• _TASK_: Please set down every record exactly as it appears below.
(Beginning of RECORDS PROVIDED)
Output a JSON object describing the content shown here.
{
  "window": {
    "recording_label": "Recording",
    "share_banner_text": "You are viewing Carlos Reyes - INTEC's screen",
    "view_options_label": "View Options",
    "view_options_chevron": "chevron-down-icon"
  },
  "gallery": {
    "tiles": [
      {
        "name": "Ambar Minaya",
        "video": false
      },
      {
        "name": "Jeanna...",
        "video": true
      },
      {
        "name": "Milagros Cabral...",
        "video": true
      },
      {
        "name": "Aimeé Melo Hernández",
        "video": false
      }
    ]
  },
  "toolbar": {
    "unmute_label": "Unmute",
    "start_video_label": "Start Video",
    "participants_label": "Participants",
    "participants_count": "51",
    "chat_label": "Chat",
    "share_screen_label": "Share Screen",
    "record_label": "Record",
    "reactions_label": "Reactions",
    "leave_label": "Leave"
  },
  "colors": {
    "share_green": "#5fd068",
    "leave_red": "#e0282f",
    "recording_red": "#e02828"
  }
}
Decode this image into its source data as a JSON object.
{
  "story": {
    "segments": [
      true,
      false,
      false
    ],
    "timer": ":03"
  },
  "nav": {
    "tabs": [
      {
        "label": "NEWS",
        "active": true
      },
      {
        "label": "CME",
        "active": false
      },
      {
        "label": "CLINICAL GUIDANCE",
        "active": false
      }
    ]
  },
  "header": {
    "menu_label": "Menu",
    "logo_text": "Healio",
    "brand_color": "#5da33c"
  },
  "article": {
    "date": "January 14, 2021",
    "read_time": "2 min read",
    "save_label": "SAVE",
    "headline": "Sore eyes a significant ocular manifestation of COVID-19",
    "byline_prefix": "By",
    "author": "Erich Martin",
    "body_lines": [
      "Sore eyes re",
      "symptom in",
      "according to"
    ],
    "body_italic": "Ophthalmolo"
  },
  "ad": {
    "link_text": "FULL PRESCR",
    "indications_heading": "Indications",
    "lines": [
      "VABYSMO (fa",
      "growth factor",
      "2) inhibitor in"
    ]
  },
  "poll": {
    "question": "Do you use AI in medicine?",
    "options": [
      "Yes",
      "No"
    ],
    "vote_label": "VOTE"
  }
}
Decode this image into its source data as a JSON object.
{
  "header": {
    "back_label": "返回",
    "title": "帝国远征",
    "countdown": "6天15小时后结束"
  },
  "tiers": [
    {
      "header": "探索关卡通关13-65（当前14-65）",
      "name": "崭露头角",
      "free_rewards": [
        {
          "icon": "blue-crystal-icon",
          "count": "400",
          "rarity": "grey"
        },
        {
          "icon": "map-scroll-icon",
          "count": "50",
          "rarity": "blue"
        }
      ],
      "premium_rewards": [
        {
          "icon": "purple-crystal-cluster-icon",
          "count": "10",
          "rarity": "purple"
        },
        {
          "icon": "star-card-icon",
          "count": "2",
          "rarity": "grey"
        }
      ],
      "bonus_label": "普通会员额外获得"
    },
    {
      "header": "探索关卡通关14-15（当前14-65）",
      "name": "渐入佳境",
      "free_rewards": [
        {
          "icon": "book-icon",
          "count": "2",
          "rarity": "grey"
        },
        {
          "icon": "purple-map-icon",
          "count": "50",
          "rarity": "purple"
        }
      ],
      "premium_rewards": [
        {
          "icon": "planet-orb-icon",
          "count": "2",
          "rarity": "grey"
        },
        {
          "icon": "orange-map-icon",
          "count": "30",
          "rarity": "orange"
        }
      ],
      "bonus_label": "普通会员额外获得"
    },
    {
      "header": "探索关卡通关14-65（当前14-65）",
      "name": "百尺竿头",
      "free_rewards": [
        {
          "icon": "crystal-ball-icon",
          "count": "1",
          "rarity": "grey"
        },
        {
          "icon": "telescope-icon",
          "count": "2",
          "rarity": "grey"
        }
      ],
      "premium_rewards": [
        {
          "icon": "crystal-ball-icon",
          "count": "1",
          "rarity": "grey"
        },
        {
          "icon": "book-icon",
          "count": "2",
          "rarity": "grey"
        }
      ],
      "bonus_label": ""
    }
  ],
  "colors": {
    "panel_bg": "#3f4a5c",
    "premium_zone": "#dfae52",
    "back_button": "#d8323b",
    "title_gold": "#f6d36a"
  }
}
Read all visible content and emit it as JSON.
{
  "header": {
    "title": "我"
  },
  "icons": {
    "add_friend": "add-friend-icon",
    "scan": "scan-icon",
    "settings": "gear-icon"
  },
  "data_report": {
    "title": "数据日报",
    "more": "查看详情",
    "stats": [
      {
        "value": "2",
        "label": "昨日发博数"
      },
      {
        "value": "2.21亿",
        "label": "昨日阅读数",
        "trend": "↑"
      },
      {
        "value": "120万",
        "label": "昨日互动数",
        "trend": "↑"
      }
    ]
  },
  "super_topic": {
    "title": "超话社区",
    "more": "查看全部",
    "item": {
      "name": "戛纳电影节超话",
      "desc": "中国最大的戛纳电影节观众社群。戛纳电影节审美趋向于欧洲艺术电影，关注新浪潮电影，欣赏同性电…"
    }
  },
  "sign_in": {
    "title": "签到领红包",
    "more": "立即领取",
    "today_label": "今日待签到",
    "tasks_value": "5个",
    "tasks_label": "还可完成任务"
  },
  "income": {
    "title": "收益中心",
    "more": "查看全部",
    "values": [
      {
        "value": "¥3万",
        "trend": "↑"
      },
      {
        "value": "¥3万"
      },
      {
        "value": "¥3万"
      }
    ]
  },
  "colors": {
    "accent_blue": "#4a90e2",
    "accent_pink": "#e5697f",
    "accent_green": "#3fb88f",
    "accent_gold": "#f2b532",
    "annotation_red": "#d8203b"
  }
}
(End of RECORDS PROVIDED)
• _THE ANSWER_:
Output a JSON object describing the content shown here.
{
  "window": {
    "recording_label": "Recording",
    "share_banner_text": "You are viewing Carlos Reyes - INTEC's screen",
    "view_options_label": "View Options",
    "view_options_chevron": "chevron-down-icon"
  },
  "gallery": {
    "tiles": [
      {
        "name": "Ambar Minaya",
        "video": false
      },
      {
        "name": "Jeanna...",
        "video": true
      },
      {
        "name": "Milagros Cabral...",
        "video": true
      },
      {
        "name": "Aimeé Melo Hernández",
        "video": false
      }
    ]
  },
  "toolbar": {
    "unmute_label": "Unmute",
    "start_video_label": "Start Video",
    "participants_label": "Participants",
    "participants_count": "51",
    "chat_label": "Chat",
    "share_screen_label": "Share Screen",
    "record_label": "Record",
    "reactions_label": "Reactions",
    "leave_label": "Leave"
  },
  "colors": {
    "share_green": "#5fd068",
    "leave_red": "#e0282f",
    "recording_red": "#e02828"
  }
}
Decode this image into its source data as a JSON object.
{
  "story": {
    "segments": [
      true,
      false,
      false
    ],
    "timer": ":03"
  },
  "nav": {
    "tabs": [
      {
        "label": "NEWS",
        "active": true
      },
      {
        "label": "CME",
        "active": false
      },
      {
        "label": "CLINICAL GUIDANCE",
        "active": false
      }
    ]
  },
  "header": {
    "menu_label": "Menu",
    "logo_text": "Healio",
    "brand_color": "#5da33c"
  },
  "article": {
    "date": "January 14, 2021",
    "read_time": "2 min read",
    "save_label": "SAVE",
    "headline": "Sore eyes a significant ocular manifestation of COVID-19",
    "byline_prefix": "By",
    "author": "Erich Martin",
    "body_lines": [
      "Sore eyes re",
      "symptom in",
      "according to"
    ],
    "body_italic": "Ophthalmolo"
  },
  "ad": {
    "link_text": "FULL PRESCR",
    "indications_heading": "Indications",
    "lines": [
      "VABYSMO (fa",
      "growth factor",
      "2) inhibitor in"
    ]
  },
  "poll": {
    "question": "Do you use AI in medicine?",
    "options": [
      "Yes",
      "No"
    ],
    "vote_label": "VOTE"
  }
}
Decode this image into its source data as a JSON object.
{
  "header": {
    "back_label": "返回",
    "title": "帝国远征",
    "countdown": "6天15小时后结束"
  },
  "tiers": [
    {
      "header": "探索关卡通关13-65（当前14-65）",
      "name": "崭露头角",
      "free_rewards": [
        {
          "icon": "blue-crystal-icon",
          "count": "400",
          "rarity": "grey"
        },
        {
          "icon": "map-scroll-icon",
          "count": "50",
          "rarity": "blue"
        }
      ],
      "premium_rewards": [
        {
          "icon": "purple-crystal-cluster-icon",
          "count": "10",
          "rarity": "purple"
        },
        {
          "icon": "star-card-icon",
          "count": "2",
          "rarity": "grey"
        }
      ],
      "bonus_label": "普通会员额外获得"
    },
    {
      "header": "探索关卡通关14-15（当前14-65）",
      "name": "渐入佳境",
      "free_rewards": [
        {
          "icon": "book-icon",
          "count": "2",
          "rarity": "grey"
        },
        {
          "icon": "purple-map-icon",
          "count": "50",
          "rarity": "purple"
        }
      ],
      "premium_rewards": [
        {
          "icon": "planet-orb-icon",
          "count": "2",
          "rarity": "grey"
        },
        {
          "icon": "orange-map-icon",
          "count": "30",
          "rarity": "orange"
        }
      ],
      "bonus_label": "普通会员额外获得"
    },
    {
      "header": "探索关卡通关14-65（当前14-65）",
      "name": "百尺竿头",
      "free_rewards": [
        {
          "icon": "crystal-ball-icon",
          "count": "1",
          "rarity": "grey"
        },
        {
          "icon": "telescope-icon",
          "count": "2",
          "rarity": "grey"
        }
      ],
      "premium_rewards": [
        {
          "icon": "crystal-ball-icon",
          "count": "1",
          "rarity": "grey"
        },
        {
          "icon": "book-icon",
          "count": "2",
          "rarity": "grey"
        }
      ],
      "bonus_label": ""
    }
  ],
  "colors": {
    "panel_bg": "#3f4a5c",
    "premium_zone": "#dfae52",
    "back_button": "#d8323b",
    "title_gold": "#f6d36a"
  }
}
Read all visible content and emit it as JSON.
{
  "header": {
    "title": "我"
  },
  "icons": {
    "add_friend": "add-friend-icon",
    "scan": "scan-icon",
    "settings": "gear-icon"
  },
  "data_report": {
    "title": "数据日报",
    "more": "查看详情",
    "stats": [
      {
        "value": "2",
        "label": "昨日发博数"
      },
      {
        "value": "2.21亿",
        "label": "昨日阅读数",
        "trend": "↑"
      },
      {
        "value": "120万",
        "label": "昨日互动数",
        "trend": "↑"
      }
    ]
  },
  "super_topic": {
    "title": "超话社区",
    "more": "查看全部",
    "item": {
      "name": "戛纳电影节超话",
      "desc": "中国最大的戛纳电影节观众社群。戛纳电影节审美趋向于欧洲艺术电影，关注新浪潮电影，欣赏同性电…"
    }
  },
  "sign_in": {
    "title": "签到领红包",
    "more": "立即领取",
    "today_label": "今日待签到",
    "tasks_value": "5个",
    "tasks_label": "还可完成任务"
  },
  "income": {
    "title": "收益中心",
    "more": "查看全部",
    "values": [
      {
        "value": "¥3万",
        "trend": "↑"
      },
      {
        "value": "¥3万"
      },
      {
        "value": "¥3万"
      }
    ]
  },
  "colors": {
    "accent_blue": "#4a90e2",
    "accent_pink": "#e5697f",
    "accent_green": "#3fb88f",
    "accent_gold": "#f2b532",
    "annotation_red": "#d8203b"
  }
}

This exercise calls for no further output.